The Rossland Public Library is $60,000 short of its funding goal for Phase 2 of its renewal project.
Phase 2 of the project will transform the layout of the library, which will, among other things, offer patrons more window access and expand the children’s section, but work can’t begin until the rest of the needed funding has been secured.
Asked about a projected start date for the project, library board president Adam Howse said, “It’s still fluid. Basically, if we were to get a grant to cover the balance, we would start as soon as the contract would be able to start. We would love to have it completed in 2017, but that’s entirely dependent on funding.”
The project recently received $5,000 from the Nelson and District Credit Union, $5,000 from Kootenay Savings and $12,500 from Teck, but that still leaves a large chunk of funding to be raised.
Library board members are looking for grants and corporate sponsors, and they will be fundraising within the community.
“We’ll probably continue to coordinate with all the city events, like the Spring Fling, Golden City Days, all of those. Those are opportunities that we can get out in the community and talk to more people,” said Howse. “We are also looking to set up an information table in Ferraro Foods in the near future, so that we can talk to people there as well.”
Howse gave an update on the renewal project at the library’s annual general meeting last Wednesday, where those in attendance raised the issue of a Friends of the Library Society for Rossland. The society would be able to do lottery fundraising, which the library can’t currently take advantage of. But a society would require volunteers to run it, which would include establishing the society in the first place, and library director Beverley Rintoul said that so far no one has stepped up to take that on.
But there are ways for community members to assist the library without setting up a society.
“We’re always looking for people who can help us with writing grants or even identifying grants. Identifying areas where we can raise more money,” said Howse. “Anybody who wants to help out with any of our fundraising efforts is more than welcome to come out [for] a short-term commitment to help try and raise some money for the project.”

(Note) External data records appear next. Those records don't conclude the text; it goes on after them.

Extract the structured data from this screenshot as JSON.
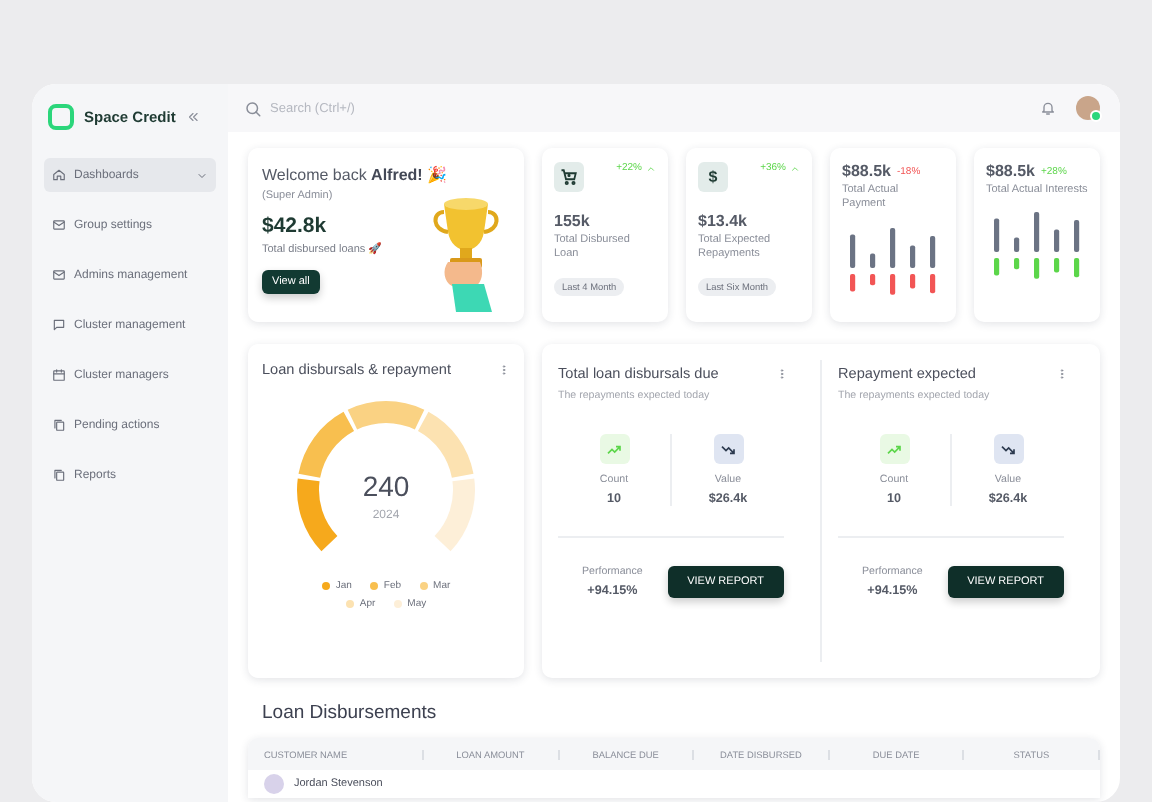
{
  "brand": {
    "name": "Space Credit"
  },
  "sidebar": {
    "items": [
      {
        "label": "Dashboards",
        "kind": "group",
        "selected": true
      },
      {
        "label": "Group settings",
        "kind": "link",
        "selected": false
      },
      {
        "label": "Admins management",
        "kind": "link",
        "selected": false
      },
      {
        "label": "Cluster management",
        "kind": "link",
        "selected": false
      },
      {
        "label": "Cluster managers",
        "kind": "link",
        "selected": false
      },
      {
        "label": "Pending actions",
        "kind": "link",
        "selected": false
      },
      {
        "label": "Reports",
        "kind": "link",
        "selected": false
      }
    ]
  },
  "topbar": {
    "search": {
      "placeholder": "Search (Ctrl+/)"
    }
  },
  "welcome": {
    "title": "Welcome back **Alfred!** 🎉",
    "role": "(Super Admin)",
    "amount": "$42.8k",
    "caption": "Total disbursed loans 🚀",
    "button": "View all"
  },
  "stat_cards": [
    {
      "kind": "metric",
      "trend": {
        "text": "+22%",
        "positive": true
      },
      "value": "155k",
      "label": "Total Disbursed Loan",
      "chip": "Last 4 Month"
    },
    {
      "kind": "metric",
      "icon_text": "$",
      "trend": {
        "text": "+36%",
        "positive": true
      },
      "value": "$13.4k",
      "label": "Total Expected Repayments",
      "chip": "Last Six Month"
    },
    {
      "kind": "bars",
      "value": "$88.5k",
      "trend": {
        "text": "-18%",
        "positive": false
      },
      "label": "Total Actual Payment"
    },
    {
      "kind": "bars",
      "value": "$88.5k",
      "trend": {
        "text": "+28%",
        "positive": true
      },
      "label": "Total Actual Interests"
    }
  ],
  "gauge_card": {
    "title": "Loan disbursals & repayment",
    "value": "240",
    "year": "2024",
    "legend": [
      {
        "label": "Jan",
        "color": "#f6a91c"
      },
      {
        "label": "Feb",
        "color": "#f8bf4f"
      },
      {
        "label": "Mar",
        "color": "#fad283"
      },
      {
        "label": "Apr",
        "color": "#fce2b1"
      },
      {
        "label": "May",
        "color": "#fdefd8"
      }
    ]
  },
  "due_panels": [
    {
      "title": "Total loan disbursals due",
      "subtitle": "The repayments expected today",
      "stats": [
        {
          "label": "Count",
          "value": "10",
          "rising": true
        },
        {
          "label": "Value",
          "value": "$26.4k",
          "rising": false
        }
      ],
      "performance_label": "Performance",
      "performance": "+94.15%",
      "button": "VIEW REPORT"
    },
    {
      "title": "Repayment expected",
      "subtitle": "The repayments expected today",
      "stats": [
        {
          "label": "Count",
          "value": "10",
          "rising": true
        },
        {
          "label": "Value",
          "value": "$26.4k",
          "rising": false
        }
      ],
      "performance_label": "Performance",
      "performance": "+94.15%",
      "button": "VIEW REPORT"
    }
  ],
  "table": {
    "title": "Loan Disbursements",
    "columns": [
      "CUSTOMER NAME",
      "LOAN AMOUNT",
      "BALANCE DUE",
      "DATE DISBURSED",
      "DUE DATE",
      "STATUS"
    ],
    "rows": [
      {
        "customer": "Jordan Stevenson"
      }
    ]
  }
}
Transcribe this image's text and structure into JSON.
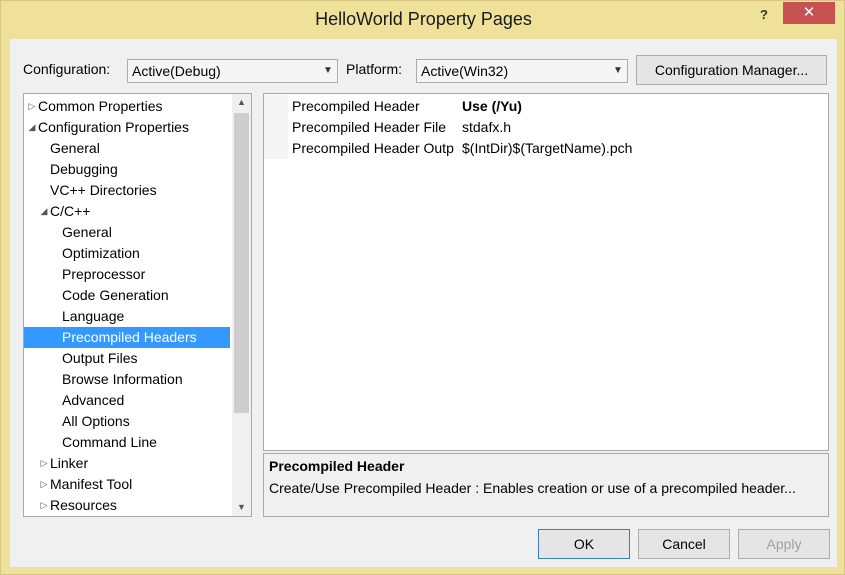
{
  "window": {
    "title": "HelloWorld Property Pages",
    "help_glyph": "?",
    "close_glyph": "✕"
  },
  "top": {
    "configuration_label": "Configuration:",
    "configuration_value": "Active(Debug)",
    "platform_label": "Platform:",
    "platform_value": "Active(Win32)",
    "config_manager_label": "Configuration Manager..."
  },
  "tree": {
    "items": [
      {
        "label": "Common Properties",
        "expander": "▷"
      },
      {
        "label": "Configuration Properties",
        "expander": "◢"
      },
      {
        "label": "General"
      },
      {
        "label": "Debugging"
      },
      {
        "label": "VC++ Directories"
      },
      {
        "label": "C/C++",
        "expander": "◢"
      },
      {
        "label": "General"
      },
      {
        "label": "Optimization"
      },
      {
        "label": "Preprocessor"
      },
      {
        "label": "Code Generation"
      },
      {
        "label": "Language"
      },
      {
        "label": "Precompiled Headers",
        "selected": true
      },
      {
        "label": "Output Files"
      },
      {
        "label": "Browse Information"
      },
      {
        "label": "Advanced"
      },
      {
        "label": "All Options"
      },
      {
        "label": "Command Line"
      },
      {
        "label": "Linker",
        "expander": "▷"
      },
      {
        "label": "Manifest Tool",
        "expander": "▷"
      },
      {
        "label": "Resources",
        "expander": "▷"
      }
    ]
  },
  "grid": {
    "rows": [
      {
        "name": "Precompiled Header",
        "value": "Use (/Yu)",
        "bold": true
      },
      {
        "name": "Precompiled Header File",
        "value": "stdafx.h"
      },
      {
        "name": "Precompiled Header Output File",
        "value": "$(IntDir)$(TargetName).pch"
      }
    ]
  },
  "description": {
    "title": "Precompiled Header",
    "text": "Create/Use Precompiled Header : Enables creation or use of a precompiled header..."
  },
  "buttons": {
    "ok": "OK",
    "cancel": "Cancel",
    "apply": "Apply"
  },
  "colors": {
    "frame": "#f0e19a",
    "close_button": "#c75050",
    "selection": "#3399ff"
  }
}
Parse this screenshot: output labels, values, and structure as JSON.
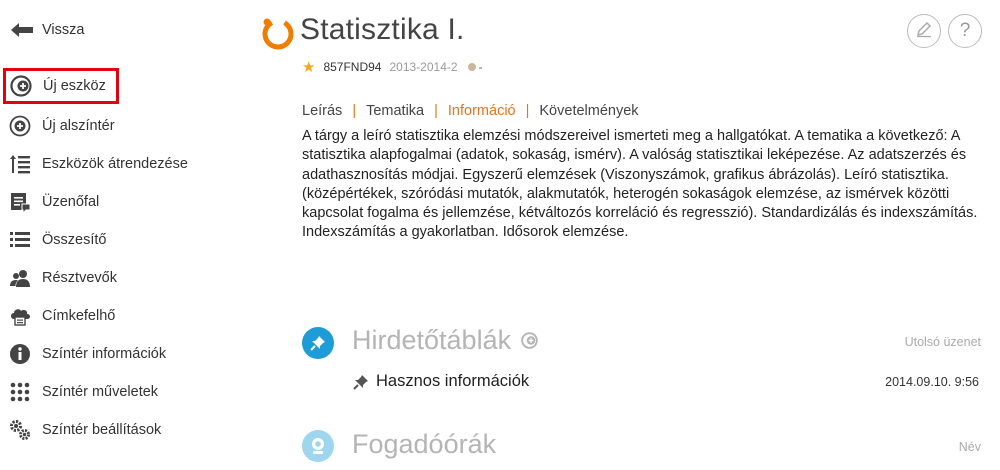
{
  "sidebar": {
    "back_label": "Vissza",
    "items": [
      {
        "label": "Új eszköz",
        "icon": "add-tool-icon"
      },
      {
        "label": "Új alszíntér",
        "icon": "add-circle-icon"
      },
      {
        "label": "Eszközök átrendezése",
        "icon": "reorder-icon"
      },
      {
        "label": "Üzenőfal",
        "icon": "message-board-icon"
      },
      {
        "label": "Összesítő",
        "icon": "list-icon"
      },
      {
        "label": "Résztvevők",
        "icon": "users-icon"
      },
      {
        "label": "Címkefelhő",
        "icon": "tag-cloud-icon"
      },
      {
        "label": "Színtér információk",
        "icon": "info-icon"
      },
      {
        "label": "Színtér műveletek",
        "icon": "grid-dots-icon"
      },
      {
        "label": "Színtér beállítások",
        "icon": "gears-icon"
      }
    ]
  },
  "header": {
    "title": "Statisztika I.",
    "code": "857FND94",
    "term": "2013-2014-2",
    "status": "-"
  },
  "tabs": [
    {
      "label": "Leírás",
      "active": false
    },
    {
      "label": "Tematika",
      "active": false
    },
    {
      "label": "Információ",
      "active": true
    },
    {
      "label": "Követelmények",
      "active": false
    }
  ],
  "description": "A tárgy a leíró statisztika elemzési módszereivel ismerteti meg a hallgatókat.  A tematika a következő: A statisztika alapfogalmai (adatok, sokaság, ismérv). A valóság statisztikai leképezése. Az adatszerzés és adathasznosítás módjai. Egyszerű elemzések (Viszonyszámok, grafikus ábrázolás). Leíró statisztika. (középértékek, szóródási mutatók, alakmutatók, heterogén sokaságok elemzése, az ismérvek közötti kapcsolat fogalma és jellemzése, kétváltozós korreláció és regresszió). Standardizálás és indexszámítás. Indexszámítás a gyakorlatban. Idősorok elemzése.",
  "bulletin": {
    "title": "Hirdetőtáblák",
    "right_label": "Utolsó üzenet",
    "entry_title": "Hasznos információk",
    "entry_date": "2014.09.10. 9:56"
  },
  "office_hours": {
    "title": "Fogadóórák",
    "right_label": "Név"
  },
  "colors": {
    "accent_orange": "#e8731a",
    "section_blue": "#1e9cd7",
    "highlight_red": "#e3000f"
  }
}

The library’s recent community fundraising efforts included a chili and book sale at Rossland Winter Carnival that raised almost $1,000.
And young library user Lily Kompass is raising money for the project by selling T-shirts, totes and things screen printed with “I [heart] my library Rossland.” So far her mom estimates she has raised $340.